"Do you not see that if private capitalism was right, then the Revolution was wrong; but, on the other hand, if the Revolution was right, then private capitalism was wrong, and the greatest wrong that ever existed; and in that case it was the capitalists who owed reparation to the people they had wronged, rather than the people who owed compensation to the capitalists for taking from them the means of that wrong? For the people to have consented on any terms to buy their freedom from their former masters would have been to admit the justice of their former bondage. When insurgent slaves triumph, they are not in the habit of paying their former masters the price of the shackles and fetters they have broken; the masters usually consider themselves fortunate if they do not have their heads broken with them. Had the question of compensating the capitalists been raised at the time we are speaking of, it would have been an unfortunate issue for them. To their question, Who was to pay them for what the people had taken from them? the response would have been, Who was to pay the people for what the capitalist system had taken from them and their ancestors, the light of life and liberty and happiness which it had shut off from unnumbered generations? That was an accounting which would have gone so deep and reached back so far that the debtors might well be glad to waive it. In taking possession of the earth and all the works of man that stood upon it, the people were but reclaiming their own heritage and the work of their own hands, kept back from them by fraud. When the rightful heirs come to their own, the unjust stewards who kept them out of their inheritance may deem themselves mercifully dealt with if the new masters are willing to let bygones be bygones.

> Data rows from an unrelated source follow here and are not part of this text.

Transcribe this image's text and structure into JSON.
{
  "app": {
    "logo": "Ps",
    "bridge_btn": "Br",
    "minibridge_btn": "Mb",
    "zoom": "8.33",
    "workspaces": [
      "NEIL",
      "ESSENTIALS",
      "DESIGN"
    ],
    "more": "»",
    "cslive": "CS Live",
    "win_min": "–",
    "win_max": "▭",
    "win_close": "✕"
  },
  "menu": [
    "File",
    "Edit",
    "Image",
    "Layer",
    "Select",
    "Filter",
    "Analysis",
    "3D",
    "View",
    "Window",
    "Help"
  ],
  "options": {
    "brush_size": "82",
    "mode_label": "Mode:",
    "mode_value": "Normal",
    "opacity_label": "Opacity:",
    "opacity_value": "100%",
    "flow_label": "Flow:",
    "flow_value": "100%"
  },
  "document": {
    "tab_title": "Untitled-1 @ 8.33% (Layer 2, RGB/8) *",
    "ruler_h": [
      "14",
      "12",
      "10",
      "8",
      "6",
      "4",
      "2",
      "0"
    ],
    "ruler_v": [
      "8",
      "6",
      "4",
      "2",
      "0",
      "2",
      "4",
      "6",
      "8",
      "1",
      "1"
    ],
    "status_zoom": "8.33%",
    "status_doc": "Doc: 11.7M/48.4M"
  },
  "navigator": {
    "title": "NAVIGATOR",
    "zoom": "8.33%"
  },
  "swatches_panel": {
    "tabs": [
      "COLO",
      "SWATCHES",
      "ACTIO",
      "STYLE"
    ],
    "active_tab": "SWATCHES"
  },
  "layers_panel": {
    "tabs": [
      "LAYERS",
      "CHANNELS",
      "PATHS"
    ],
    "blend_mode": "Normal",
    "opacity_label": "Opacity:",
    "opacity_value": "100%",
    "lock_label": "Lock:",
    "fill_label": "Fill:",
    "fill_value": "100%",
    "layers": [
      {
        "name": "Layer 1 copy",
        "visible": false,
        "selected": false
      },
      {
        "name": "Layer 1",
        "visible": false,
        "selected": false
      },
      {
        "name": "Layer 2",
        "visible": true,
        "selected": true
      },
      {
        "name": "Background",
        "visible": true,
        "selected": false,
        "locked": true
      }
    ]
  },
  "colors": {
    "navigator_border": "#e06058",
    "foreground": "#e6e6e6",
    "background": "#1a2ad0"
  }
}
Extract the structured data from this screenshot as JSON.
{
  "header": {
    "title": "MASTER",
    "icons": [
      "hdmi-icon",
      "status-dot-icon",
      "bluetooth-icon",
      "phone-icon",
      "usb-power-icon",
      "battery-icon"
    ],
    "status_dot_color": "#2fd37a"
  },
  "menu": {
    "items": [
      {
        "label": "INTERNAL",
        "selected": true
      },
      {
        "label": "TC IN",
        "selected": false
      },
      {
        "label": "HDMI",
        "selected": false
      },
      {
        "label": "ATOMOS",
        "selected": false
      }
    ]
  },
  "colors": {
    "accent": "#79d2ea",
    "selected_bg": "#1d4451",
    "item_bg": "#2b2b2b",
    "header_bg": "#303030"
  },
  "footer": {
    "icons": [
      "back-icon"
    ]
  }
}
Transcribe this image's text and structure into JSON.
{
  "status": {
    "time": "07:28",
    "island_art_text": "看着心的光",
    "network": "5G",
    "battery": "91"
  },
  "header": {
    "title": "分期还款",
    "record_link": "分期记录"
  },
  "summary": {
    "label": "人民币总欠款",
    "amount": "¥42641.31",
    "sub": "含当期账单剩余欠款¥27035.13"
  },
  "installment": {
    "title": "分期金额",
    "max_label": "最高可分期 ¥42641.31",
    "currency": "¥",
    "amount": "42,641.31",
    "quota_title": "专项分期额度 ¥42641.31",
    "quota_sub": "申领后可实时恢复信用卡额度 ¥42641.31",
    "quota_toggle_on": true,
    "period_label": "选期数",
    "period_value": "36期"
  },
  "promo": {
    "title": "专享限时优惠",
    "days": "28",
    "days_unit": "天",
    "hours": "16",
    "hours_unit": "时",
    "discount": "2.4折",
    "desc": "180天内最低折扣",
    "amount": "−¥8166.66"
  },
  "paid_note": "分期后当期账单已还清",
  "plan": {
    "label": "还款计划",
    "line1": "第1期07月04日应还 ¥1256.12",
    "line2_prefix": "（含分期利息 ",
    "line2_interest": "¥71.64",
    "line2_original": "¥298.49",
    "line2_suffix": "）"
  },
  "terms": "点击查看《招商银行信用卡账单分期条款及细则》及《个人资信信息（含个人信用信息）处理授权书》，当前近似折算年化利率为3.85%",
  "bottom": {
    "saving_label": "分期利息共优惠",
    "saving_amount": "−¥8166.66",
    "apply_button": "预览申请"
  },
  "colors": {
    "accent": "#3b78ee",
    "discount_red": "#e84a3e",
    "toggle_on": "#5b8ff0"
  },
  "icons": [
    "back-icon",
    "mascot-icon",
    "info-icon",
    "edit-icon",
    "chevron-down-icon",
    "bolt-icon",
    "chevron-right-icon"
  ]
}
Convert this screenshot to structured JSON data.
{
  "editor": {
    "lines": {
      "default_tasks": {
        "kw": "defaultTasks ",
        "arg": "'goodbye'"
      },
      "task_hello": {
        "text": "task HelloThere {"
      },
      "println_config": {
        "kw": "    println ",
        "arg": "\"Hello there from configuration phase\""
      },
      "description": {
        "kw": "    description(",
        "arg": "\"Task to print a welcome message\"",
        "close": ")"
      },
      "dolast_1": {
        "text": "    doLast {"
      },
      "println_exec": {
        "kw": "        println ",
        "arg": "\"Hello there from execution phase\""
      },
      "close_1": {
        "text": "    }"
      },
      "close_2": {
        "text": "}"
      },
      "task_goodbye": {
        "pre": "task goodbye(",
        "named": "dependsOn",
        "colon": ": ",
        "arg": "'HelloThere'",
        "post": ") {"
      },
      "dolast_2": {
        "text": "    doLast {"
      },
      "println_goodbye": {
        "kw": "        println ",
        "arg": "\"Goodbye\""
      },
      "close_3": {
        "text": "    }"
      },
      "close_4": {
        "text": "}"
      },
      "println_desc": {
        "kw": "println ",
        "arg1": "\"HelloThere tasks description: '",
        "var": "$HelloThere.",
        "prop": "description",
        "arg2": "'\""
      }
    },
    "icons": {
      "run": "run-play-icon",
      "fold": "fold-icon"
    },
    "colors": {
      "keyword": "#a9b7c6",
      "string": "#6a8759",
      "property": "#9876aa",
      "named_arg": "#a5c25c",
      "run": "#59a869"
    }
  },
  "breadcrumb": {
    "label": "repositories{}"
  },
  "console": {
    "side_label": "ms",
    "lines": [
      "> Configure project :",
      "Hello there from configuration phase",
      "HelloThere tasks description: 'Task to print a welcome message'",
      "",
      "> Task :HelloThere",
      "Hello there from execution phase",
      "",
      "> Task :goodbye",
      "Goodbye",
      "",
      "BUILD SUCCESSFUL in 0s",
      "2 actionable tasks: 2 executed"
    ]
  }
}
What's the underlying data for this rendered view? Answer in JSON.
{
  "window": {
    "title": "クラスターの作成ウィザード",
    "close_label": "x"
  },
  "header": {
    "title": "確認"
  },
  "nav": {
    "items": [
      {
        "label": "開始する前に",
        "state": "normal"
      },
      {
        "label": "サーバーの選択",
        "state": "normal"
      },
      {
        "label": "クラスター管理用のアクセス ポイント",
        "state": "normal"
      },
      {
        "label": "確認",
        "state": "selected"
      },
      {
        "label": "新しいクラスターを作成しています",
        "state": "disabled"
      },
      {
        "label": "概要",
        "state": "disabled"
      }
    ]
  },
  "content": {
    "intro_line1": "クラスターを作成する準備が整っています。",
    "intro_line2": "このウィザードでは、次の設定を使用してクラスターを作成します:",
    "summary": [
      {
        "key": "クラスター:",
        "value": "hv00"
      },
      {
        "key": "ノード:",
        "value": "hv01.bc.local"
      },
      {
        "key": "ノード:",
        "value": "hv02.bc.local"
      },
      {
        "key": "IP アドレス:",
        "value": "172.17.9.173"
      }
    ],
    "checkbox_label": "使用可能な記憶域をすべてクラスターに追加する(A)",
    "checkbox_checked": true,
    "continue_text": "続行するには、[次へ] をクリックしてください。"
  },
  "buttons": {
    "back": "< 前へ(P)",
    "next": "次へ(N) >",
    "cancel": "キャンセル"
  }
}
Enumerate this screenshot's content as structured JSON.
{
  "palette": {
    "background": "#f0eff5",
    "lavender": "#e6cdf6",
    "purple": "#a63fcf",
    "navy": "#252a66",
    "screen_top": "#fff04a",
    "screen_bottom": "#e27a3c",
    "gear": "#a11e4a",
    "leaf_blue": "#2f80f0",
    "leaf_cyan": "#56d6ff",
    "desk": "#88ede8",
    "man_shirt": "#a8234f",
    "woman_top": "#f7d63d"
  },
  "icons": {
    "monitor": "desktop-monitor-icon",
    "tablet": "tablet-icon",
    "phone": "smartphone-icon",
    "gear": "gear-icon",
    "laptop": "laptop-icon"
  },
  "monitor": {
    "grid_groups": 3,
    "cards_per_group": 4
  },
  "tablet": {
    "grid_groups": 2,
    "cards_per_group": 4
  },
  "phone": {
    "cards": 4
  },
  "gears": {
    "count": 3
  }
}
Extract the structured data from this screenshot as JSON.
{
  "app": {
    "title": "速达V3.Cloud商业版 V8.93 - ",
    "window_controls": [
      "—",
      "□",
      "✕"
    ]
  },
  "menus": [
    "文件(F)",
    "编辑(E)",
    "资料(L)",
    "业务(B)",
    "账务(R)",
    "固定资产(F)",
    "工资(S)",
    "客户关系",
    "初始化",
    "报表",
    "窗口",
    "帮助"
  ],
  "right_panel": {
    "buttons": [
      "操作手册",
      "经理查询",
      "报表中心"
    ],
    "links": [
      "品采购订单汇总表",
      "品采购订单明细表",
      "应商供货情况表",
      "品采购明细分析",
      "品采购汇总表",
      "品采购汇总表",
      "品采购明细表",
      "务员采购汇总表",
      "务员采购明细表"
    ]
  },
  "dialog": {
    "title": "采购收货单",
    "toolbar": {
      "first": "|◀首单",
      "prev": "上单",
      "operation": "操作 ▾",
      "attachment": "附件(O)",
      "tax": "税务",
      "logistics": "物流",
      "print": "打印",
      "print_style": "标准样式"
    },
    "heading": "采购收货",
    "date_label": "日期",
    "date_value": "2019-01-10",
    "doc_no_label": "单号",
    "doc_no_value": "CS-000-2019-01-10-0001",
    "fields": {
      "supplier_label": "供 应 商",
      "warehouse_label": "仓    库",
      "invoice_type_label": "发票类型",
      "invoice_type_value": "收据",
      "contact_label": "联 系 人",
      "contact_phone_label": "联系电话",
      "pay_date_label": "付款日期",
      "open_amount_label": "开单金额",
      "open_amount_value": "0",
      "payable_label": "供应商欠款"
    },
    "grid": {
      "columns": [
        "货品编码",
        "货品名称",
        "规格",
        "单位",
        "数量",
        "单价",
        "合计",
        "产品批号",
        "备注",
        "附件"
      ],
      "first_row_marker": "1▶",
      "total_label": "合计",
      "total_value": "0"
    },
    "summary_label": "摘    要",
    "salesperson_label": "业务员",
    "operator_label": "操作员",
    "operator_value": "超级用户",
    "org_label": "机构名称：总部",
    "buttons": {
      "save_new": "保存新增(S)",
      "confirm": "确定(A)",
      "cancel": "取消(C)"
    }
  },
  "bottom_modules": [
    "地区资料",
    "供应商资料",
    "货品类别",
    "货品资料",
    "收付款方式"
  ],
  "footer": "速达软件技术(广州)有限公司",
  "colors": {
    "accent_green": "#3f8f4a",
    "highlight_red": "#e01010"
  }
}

"But while the idea of compensating the capitalists for putting an end to their oppression would have been ethically absurd, you will scarcely get a full conception of the situation without considering that any such compensation was in the nature of the case impossible. To have compensated the capitalists in any practical way--that is, any way which would have preserved to them under the new order any economic equivalent for their former holdings--would have necessarily been to set up private capitalism over again in the very act of destroying it, thus defeating and stultifying the Revolution in the moment of its triumph." "Edward Bellamy, Equality